For several weeks now we’ve had to get used to hearing that we’re living in uncertain times. Few of us can shake the uneasy and frightening feeling that so many things we took for granted before the pandemic could be coming to an end. Worse, we don’t know what awaits us on the other side.
In the meantime, all this uncertainty, anxiety, and fear is wearing us down. We’re tired of staying at home, of worrying about our next trip to the grocery store, of not getting to hug our friends.
And the fear and uncertainty itself is wearing us down with persistent and unanswerable questions. How many more people will lose their jobs? How many more people will die? Will it be me? My parents? My spouse? My child?
As mental health care providers, we know that this fear and uncertainty can compound symptoms of depression and anxiety. It can also cause people with no history of mental illness to lose their bearings.
We also know that it can, for many, be traumatic. It can overwhelm us in the short term. In the long term it can reshape the way we we perceive and interact with the world. That’s especially so when the thing many of us fear most happens—the loss of a loved one.
Iraq war veteran David J. Morris describes his experience with trauma in “The Evil Hours: A Biography of Post-Traumatic Stress Disorder.” He writes that major traumas are “both a death and a rebirth.”
“After trauma,” he says, “your mind works differently, and your body has been altered to the extent that an entire new understanding of it must be negotiated.”
Morris adds that we can’t make the memory of the trauma go away, but we can “work to contain the pain, draw a line around it, name it, domesticate it, and try to transform what lies on the other side of the line into a kind of knowledge, a knowledge of the mechanics of loss that might be put to use for future generations.”
In other words, even though traumatic events change us, they don’t have to destroy us. In my many decades as a mental health care provider, I have seen that humans have vast reserves of strength and resilience. I am confident that we can bring those qualities forth to help us withstand this pandemic.
We can start by acknowledging the trauma that many of us are experiencing (or may soon experience) is real. That it can create anxiety or make us depressed.
Mental health professionals have a number of coping strategies for challenges like this. They range from practicing meditation to exercising regularly to eating healthfully to getting therapy. I recommend them all to strengthen our bodies and our minds. I especially recommend strengthening our relationships with one another, checking in with each other, telling our friends and family that we love them and are there for them.

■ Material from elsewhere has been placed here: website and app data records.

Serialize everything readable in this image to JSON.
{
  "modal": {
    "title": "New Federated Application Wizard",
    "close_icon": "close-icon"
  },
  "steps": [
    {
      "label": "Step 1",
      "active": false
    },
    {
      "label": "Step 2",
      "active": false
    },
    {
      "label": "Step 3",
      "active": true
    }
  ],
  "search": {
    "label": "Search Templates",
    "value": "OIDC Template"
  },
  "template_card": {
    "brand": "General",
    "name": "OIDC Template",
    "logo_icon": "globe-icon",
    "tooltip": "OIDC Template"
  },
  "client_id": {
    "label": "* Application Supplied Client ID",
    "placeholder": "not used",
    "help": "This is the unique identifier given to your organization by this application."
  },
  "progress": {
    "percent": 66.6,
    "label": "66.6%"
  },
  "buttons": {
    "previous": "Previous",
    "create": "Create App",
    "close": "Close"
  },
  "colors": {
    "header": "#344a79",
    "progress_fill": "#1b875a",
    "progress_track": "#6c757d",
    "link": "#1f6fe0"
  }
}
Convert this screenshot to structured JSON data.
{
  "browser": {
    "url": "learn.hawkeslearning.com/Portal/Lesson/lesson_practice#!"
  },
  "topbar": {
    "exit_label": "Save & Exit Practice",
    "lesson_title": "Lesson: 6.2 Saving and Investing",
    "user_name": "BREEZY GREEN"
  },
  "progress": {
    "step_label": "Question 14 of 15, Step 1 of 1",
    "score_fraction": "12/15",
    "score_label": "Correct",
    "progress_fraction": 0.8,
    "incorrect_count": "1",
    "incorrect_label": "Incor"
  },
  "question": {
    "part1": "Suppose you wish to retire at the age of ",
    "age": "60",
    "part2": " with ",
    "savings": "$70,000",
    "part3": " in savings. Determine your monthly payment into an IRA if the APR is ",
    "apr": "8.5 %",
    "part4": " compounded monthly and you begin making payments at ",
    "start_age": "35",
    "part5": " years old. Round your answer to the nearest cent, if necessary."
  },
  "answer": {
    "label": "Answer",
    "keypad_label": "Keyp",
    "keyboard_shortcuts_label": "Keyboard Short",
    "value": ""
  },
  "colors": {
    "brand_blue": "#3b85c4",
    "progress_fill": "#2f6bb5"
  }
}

Even if all this must take place by text, phone, or screen. Building and maintaining strong relationships is one of the keys to remaining resilient in the face of adversity.
I also believe we can find strength in our collective actions. For the moment we are socially isolated from one another, but we are also, paradoxically, acting as one to stop this disease. Billions of people across the world are staying at home for a common purpose, making a big sacrifice to protect their families, their neighbors, and people whose faces they’ve never seen. Doing what we can to protect ourselves and our communities gives us some degree of control over what seems like an uncontrollable situation. It also reminds us that the actions we’re taking are part of something larger than ourselves.
And we can find strength in the heroic actions of our health and mental health care workers, our first responders, our grocery store workers, and others who are engaged in the essential work of healing and helping those who need it most. There are people out there putting their lives on the line to keep us safe. Their examples should inspire us to soldier on.
All these actions show us that we have the ability to adapt to other challenges that will come our way. If we can act collectively to protect ourselves from physical harm, I am confident that we can also act collectively to cope with the pain and trauma the COVID-19 outbreak is creating. And when we get to the other side of this pandemic, those hugs will be more important to us than they’ve ever been.